YOUR ASSIGNMENT
Set the listing down again in full, word for word, with the pictures left out.

INPUT RECORDS
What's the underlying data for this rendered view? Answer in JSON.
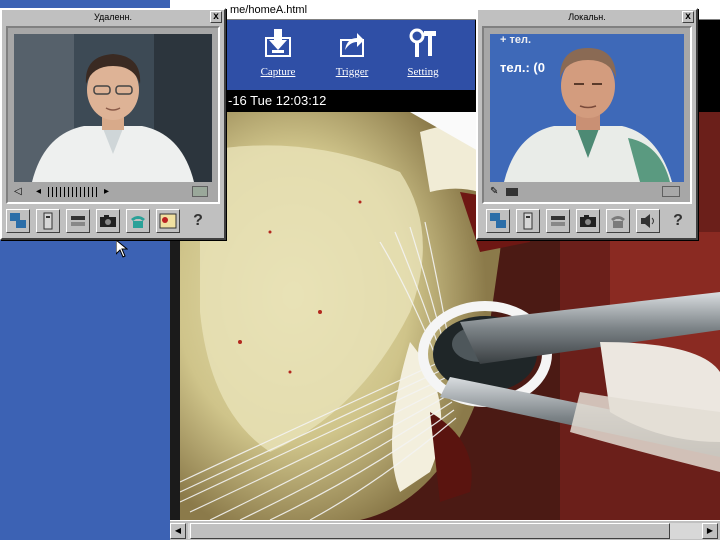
{
  "browser": {
    "url": "me/homeA.html",
    "datetime": "-16 Tue  12:03:12",
    "toolbar": [
      {
        "label": "Capture",
        "icon": "download-icon"
      },
      {
        "label": "Trigger",
        "icon": "share-arrow-icon"
      },
      {
        "label": "Setting",
        "icon": "tools-icon"
      }
    ]
  },
  "remote_window": {
    "title": "Удаленн.",
    "close_label": "x",
    "icons": [
      "network-icon",
      "phone-keypad-icon",
      "dial-icon",
      "camera-icon",
      "telephone-icon",
      "contact-card-icon",
      "help-icon"
    ]
  },
  "local_window": {
    "title": "Локальн.",
    "close_label": "x",
    "poster_text": [
      "тел.: (0",
      "+ тел."
    ],
    "icons": [
      "network-icon",
      "phone-keypad-icon",
      "dial-icon",
      "camera-icon",
      "telephone-icon",
      "speaker-icon",
      "help-icon"
    ]
  },
  "colors": {
    "desktop": "#3c62b4",
    "toolbar": "#2f4fa6",
    "window": "#c0c0c0"
  }
}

THE ANSWER
What's the underlying data for this rendered view? Answer in JSON.
{
  "browser": {
    "url": "me/homeA.html",
    "datetime": "-16 Tue  12:03:12",
    "toolbar": [
      {
        "label": "Capture",
        "icon": "download-icon"
      },
      {
        "label": "Trigger",
        "icon": "share-arrow-icon"
      },
      {
        "label": "Setting",
        "icon": "tools-icon"
      }
    ]
  },
  "remote_window": {
    "title": "Удаленн.",
    "close_label": "x",
    "icons": [
      "network-icon",
      "phone-keypad-icon",
      "dial-icon",
      "camera-icon",
      "telephone-icon",
      "contact-card-icon",
      "help-icon"
    ]
  },
  "local_window": {
    "title": "Локальн.",
    "close_label": "x",
    "poster_text": [
      "тел.: (0",
      "+ тел."
    ],
    "icons": [
      "network-icon",
      "phone-keypad-icon",
      "dial-icon",
      "camera-icon",
      "telephone-icon",
      "speaker-icon",
      "help-icon"
    ]
  },
  "colors": {
    "desktop": "#3c62b4",
    "toolbar": "#2f4fa6",
    "window": "#c0c0c0"
  }
}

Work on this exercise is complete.